Vin Narayanan

Vin Narayanan is the managing editor at Casino City. When he's not writing or editing stories, he likes to play Chinese Poker, Badugi, Razz and any other "non-traditional" poker game. He also thinks blackjack is his best game and loves game theory.

Before joining Casino City, Vin covered (not all at the same time) sports, politics and elections, wars, technology, celebrities and the Census for USATODAY.com, USA WEEKEND and CNN.

A proud graduate of Michigan State University, Vin can be found on most nights and weekends trying to find a way to watch the Spartans play football or basketball.

Vin Narayanan
Vin Narayanan is the managing editor at Casino City. When he's not writing or editing stories, he likes to play Chinese Poker, Badugi, Razz and any other "non-traditional" poker game. He also thinks blackjack is his best game and loves game theory.

Before joining Casino City, Vin covered (not all at the same time) sports, politics and elections, wars, technology, celebrities and the Census for USATODAY.com, USA WEEKEND and CNN.

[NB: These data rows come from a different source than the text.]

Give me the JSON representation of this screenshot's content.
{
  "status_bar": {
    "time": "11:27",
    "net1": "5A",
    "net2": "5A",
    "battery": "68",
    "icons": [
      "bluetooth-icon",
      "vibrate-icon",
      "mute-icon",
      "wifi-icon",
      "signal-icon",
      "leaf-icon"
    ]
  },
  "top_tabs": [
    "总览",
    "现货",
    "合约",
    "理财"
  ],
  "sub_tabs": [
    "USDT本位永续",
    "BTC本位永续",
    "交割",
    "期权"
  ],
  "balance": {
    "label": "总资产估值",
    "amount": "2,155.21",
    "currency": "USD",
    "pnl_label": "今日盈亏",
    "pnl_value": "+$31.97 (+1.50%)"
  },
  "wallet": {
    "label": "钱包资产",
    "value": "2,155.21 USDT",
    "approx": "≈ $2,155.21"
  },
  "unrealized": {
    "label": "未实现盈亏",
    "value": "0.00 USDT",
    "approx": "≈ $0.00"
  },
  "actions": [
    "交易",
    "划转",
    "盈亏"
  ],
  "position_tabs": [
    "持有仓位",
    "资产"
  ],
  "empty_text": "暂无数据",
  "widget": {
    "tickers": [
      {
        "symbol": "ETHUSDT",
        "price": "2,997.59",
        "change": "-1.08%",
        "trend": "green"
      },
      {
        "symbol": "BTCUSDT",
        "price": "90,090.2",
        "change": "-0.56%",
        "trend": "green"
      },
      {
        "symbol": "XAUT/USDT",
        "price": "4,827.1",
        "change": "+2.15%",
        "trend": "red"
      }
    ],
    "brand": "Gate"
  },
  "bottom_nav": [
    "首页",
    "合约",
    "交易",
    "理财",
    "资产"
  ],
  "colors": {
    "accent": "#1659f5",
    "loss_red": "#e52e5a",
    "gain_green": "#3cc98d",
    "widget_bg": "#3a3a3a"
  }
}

A proud graduate of Michigan State University, Vin can be found on most nights and weekends trying to find a way to watch the Spartans play football or basketball.